-- Opening Marker --

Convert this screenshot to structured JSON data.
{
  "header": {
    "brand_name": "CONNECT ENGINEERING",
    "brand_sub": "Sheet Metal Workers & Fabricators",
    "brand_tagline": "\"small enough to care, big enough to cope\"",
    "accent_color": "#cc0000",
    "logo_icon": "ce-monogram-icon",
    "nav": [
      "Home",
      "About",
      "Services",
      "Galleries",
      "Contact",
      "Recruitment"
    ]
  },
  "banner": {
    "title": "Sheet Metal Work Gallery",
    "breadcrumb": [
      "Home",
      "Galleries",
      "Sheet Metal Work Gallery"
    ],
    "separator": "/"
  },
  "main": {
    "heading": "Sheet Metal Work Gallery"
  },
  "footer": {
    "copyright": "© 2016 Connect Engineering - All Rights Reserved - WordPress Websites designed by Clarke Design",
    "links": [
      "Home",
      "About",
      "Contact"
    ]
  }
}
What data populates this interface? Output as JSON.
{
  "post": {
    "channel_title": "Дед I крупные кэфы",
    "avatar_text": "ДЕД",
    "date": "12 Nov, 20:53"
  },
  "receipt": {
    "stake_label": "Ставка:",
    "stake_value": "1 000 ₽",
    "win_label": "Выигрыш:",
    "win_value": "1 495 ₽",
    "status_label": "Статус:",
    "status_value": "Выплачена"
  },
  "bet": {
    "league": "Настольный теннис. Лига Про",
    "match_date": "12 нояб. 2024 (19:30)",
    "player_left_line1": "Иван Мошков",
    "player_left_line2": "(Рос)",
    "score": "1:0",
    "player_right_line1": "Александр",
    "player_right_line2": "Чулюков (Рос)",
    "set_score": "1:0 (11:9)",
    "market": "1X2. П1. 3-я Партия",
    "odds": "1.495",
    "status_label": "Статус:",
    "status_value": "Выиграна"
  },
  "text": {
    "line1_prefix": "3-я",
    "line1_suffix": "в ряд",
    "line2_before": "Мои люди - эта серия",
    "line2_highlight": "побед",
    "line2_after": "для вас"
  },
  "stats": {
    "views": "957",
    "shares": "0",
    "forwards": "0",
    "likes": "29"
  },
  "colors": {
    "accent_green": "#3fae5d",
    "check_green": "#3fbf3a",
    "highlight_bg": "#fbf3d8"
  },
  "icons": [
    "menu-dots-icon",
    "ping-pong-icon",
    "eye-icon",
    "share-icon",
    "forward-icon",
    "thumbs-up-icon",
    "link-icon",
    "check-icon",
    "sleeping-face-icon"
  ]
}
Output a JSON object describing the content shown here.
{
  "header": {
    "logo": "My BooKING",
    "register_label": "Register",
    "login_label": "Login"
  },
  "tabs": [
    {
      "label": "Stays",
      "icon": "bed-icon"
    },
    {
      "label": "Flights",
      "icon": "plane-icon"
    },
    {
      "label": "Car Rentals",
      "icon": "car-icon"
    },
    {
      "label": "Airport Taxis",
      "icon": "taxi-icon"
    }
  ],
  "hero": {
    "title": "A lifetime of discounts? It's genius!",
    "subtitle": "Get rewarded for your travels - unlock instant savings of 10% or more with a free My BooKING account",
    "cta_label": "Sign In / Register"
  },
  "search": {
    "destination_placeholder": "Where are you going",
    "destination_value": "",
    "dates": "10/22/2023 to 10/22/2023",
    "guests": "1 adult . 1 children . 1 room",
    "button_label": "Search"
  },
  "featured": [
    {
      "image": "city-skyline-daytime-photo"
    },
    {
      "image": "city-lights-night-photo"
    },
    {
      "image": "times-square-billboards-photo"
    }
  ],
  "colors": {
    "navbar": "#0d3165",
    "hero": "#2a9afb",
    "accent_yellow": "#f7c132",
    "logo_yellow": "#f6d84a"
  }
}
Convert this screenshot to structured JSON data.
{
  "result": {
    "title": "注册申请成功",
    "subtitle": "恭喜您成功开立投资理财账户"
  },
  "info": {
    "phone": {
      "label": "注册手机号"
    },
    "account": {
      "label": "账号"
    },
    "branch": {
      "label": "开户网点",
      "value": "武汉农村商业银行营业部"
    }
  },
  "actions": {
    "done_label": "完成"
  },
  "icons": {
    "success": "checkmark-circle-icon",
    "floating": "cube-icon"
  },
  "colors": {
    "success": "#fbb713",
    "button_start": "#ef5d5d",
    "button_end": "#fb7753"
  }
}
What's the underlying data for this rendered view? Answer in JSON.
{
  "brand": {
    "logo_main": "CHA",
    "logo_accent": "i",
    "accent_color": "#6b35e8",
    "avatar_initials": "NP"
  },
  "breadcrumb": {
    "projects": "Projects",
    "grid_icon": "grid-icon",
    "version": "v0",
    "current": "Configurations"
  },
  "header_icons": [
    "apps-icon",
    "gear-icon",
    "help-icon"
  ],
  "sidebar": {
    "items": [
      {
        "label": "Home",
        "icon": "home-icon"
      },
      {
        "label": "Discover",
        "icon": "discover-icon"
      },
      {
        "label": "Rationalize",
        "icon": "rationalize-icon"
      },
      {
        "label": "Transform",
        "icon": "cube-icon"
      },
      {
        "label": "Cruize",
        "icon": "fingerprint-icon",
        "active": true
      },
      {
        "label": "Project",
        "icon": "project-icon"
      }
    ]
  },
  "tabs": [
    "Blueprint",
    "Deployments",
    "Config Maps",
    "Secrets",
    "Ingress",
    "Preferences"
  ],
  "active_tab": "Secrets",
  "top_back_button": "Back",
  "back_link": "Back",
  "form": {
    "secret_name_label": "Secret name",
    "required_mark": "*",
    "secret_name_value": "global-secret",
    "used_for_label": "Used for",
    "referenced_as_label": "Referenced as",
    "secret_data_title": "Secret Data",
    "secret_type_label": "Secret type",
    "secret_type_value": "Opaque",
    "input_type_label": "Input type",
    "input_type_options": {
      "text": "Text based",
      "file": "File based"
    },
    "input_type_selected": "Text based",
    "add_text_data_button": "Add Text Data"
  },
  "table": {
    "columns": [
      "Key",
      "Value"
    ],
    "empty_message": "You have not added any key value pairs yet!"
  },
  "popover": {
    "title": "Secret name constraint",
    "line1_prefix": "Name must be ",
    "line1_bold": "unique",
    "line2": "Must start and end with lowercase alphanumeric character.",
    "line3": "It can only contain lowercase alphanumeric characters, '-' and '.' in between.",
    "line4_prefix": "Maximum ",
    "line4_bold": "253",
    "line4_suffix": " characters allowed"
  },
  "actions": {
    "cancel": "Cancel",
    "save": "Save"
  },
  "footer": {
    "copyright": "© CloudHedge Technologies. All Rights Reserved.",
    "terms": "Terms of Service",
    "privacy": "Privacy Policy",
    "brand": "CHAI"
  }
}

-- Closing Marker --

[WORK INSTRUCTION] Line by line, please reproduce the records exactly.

[ANSWER TO THE EXERCISE]
Convert this screenshot to structured JSON data.
{
  "header": {
    "brand_name": "CONNECT ENGINEERING",
    "brand_sub": "Sheet Metal Workers & Fabricators",
    "brand_tagline": "\"small enough to care, big enough to cope\"",
    "accent_color": "#cc0000",
    "logo_icon": "ce-monogram-icon",
    "nav": [
      "Home",
      "About",
      "Services",
      "Galleries",
      "Contact",
      "Recruitment"
    ]
  },
  "banner": {
    "title": "Sheet Metal Work Gallery",
    "breadcrumb": [
      "Home",
      "Galleries",
      "Sheet Metal Work Gallery"
    ],
    "separator": "/"
  },
  "main": {
    "heading": "Sheet Metal Work Gallery"
  },
  "footer": {
    "copyright": "© 2016 Connect Engineering - All Rights Reserved - WordPress Websites designed by Clarke Design",
    "links": [
      "Home",
      "About",
      "Contact"
    ]
  }
}
What data populates this interface? Output as JSON.
{
  "post": {
    "channel_title": "Дед I крупные кэфы",
    "avatar_text": "ДЕД",
    "date": "12 Nov, 20:53"
  },
  "receipt": {
    "stake_label": "Ставка:",
    "stake_value": "1 000 ₽",
    "win_label": "Выигрыш:",
    "win_value": "1 495 ₽",
    "status_label": "Статус:",
    "status_value": "Выплачена"
  },
  "bet": {
    "league": "Настольный теннис. Лига Про",
    "match_date": "12 нояб. 2024 (19:30)",
    "player_left_line1": "Иван Мошков",
    "player_left_line2": "(Рос)",
    "score": "1:0",
    "player_right_line1": "Александр",
    "player_right_line2": "Чулюков (Рос)",
    "set_score": "1:0 (11:9)",
    "market": "1X2. П1. 3-я Партия",
    "odds": "1.495",
    "status_label": "Статус:",
    "status_value": "Выиграна"
  },
  "text": {
    "line1_prefix": "3-я",
    "line1_suffix": "в ряд",
    "line2_before": "Мои люди - эта серия",
    "line2_highlight": "побед",
    "line2_after": "для вас"
  },
  "stats": {
    "views": "957",
    "shares": "0",
    "forwards": "0",
    "likes": "29"
  },
  "colors": {
    "accent_green": "#3fae5d",
    "check_green": "#3fbf3a",
    "highlight_bg": "#fbf3d8"
  },
  "icons": [
    "menu-dots-icon",
    "ping-pong-icon",
    "eye-icon",
    "share-icon",
    "forward-icon",
    "thumbs-up-icon",
    "link-icon",
    "check-icon",
    "sleeping-face-icon"
  ]
}
Output a JSON object describing the content shown here.
{
  "header": {
    "logo": "My BooKING",
    "register_label": "Register",
    "login_label": "Login"
  },
  "tabs": [
    {
      "label": "Stays",
      "icon": "bed-icon"
    },
    {
      "label": "Flights",
      "icon": "plane-icon"
    },
    {
      "label": "Car Rentals",
      "icon": "car-icon"
    },
    {
      "label": "Airport Taxis",
      "icon": "taxi-icon"
    }
  ],
  "hero": {
    "title": "A lifetime of discounts? It's genius!",
    "subtitle": "Get rewarded for your travels - unlock instant savings of 10% or more with a free My BooKING account",
    "cta_label": "Sign In / Register"
  },
  "search": {
    "destination_placeholder": "Where are you going",
    "destination_value": "",
    "dates": "10/22/2023 to 10/22/2023",
    "guests": "1 adult . 1 children . 1 room",
    "button_label": "Search"
  },
  "featured": [
    {
      "image": "city-skyline-daytime-photo"
    },
    {
      "image": "city-lights-night-photo"
    },
    {
      "image": "times-square-billboards-photo"
    }
  ],
  "colors": {
    "navbar": "#0d3165",
    "hero": "#2a9afb",
    "accent_yellow": "#f7c132",
    "logo_yellow": "#f6d84a"
  }
}
Convert this screenshot to structured JSON data.
{
  "result": {
    "title": "注册申请成功",
    "subtitle": "恭喜您成功开立投资理财账户"
  },
  "info": {
    "phone": {
      "label": "注册手机号"
    },
    "account": {
      "label": "账号"
    },
    "branch": {
      "label": "开户网点",
      "value": "武汉农村商业银行营业部"
    }
  },
  "actions": {
    "done_label": "完成"
  },
  "icons": {
    "success": "checkmark-circle-icon",
    "floating": "cube-icon"
  },
  "colors": {
    "success": "#fbb713",
    "button_start": "#ef5d5d",
    "button_end": "#fb7753"
  }
}
What's the underlying data for this rendered view? Answer in JSON.
{
  "brand": {
    "logo_main": "CHA",
    "logo_accent": "i",
    "accent_color": "#6b35e8",
    "avatar_initials": "NP"
  },
  "breadcrumb": {
    "projects": "Projects",
    "grid_icon": "grid-icon",
    "version": "v0",
    "current": "Configurations"
  },
  "header_icons": [
    "apps-icon",
    "gear-icon",
    "help-icon"
  ],
  "sidebar": {
    "items": [
      {
        "label": "Home",
        "icon": "home-icon"
      },
      {
        "label": "Discover",
        "icon": "discover-icon"
      },
      {
        "label": "Rationalize",
        "icon": "rationalize-icon"
      },
      {
        "label": "Transform",
        "icon": "cube-icon"
      },
      {
        "label": "Cruize",
        "icon": "fingerprint-icon",
        "active": true
      },
      {
        "label": "Project",
        "icon": "project-icon"
      }
    ]
  },
  "tabs": [
    "Blueprint",
    "Deployments",
    "Config Maps",
    "Secrets",
    "Ingress",
    "Preferences"
  ],
  "active_tab": "Secrets",
  "top_back_button": "Back",
  "back_link": "Back",
  "form": {
    "secret_name_label": "Secret name",
    "required_mark": "*",
    "secret_name_value": "global-secret",
    "used_for_label": "Used for",
    "referenced_as_label": "Referenced as",
    "secret_data_title": "Secret Data",
    "secret_type_label": "Secret type",
    "secret_type_value": "Opaque",
    "input_type_label": "Input type",
    "input_type_options": {
      "text": "Text based",
      "file": "File based"
    },
    "input_type_selected": "Text based",
    "add_text_data_button": "Add Text Data"
  },
  "table": {
    "columns": [
      "Key",
      "Value"
    ],
    "empty_message": "You have not added any key value pairs yet!"
  },
  "popover": {
    "title": "Secret name constraint",
    "line1_prefix": "Name must be ",
    "line1_bold": "unique",
    "line2": "Must start and end with lowercase alphanumeric character.",
    "line3": "It can only contain lowercase alphanumeric characters, '-' and '.' in between.",
    "line4_prefix": "Maximum ",
    "line4_bold": "253",
    "line4_suffix": " characters allowed"
  },
  "actions": {
    "cancel": "Cancel",
    "save": "Save"
  },
  "footer": {
    "copyright": "© CloudHedge Technologies. All Rights Reserved.",
    "terms": "Terms of Service",
    "privacy": "Privacy Policy",
    "brand": "CHAI"
  }
}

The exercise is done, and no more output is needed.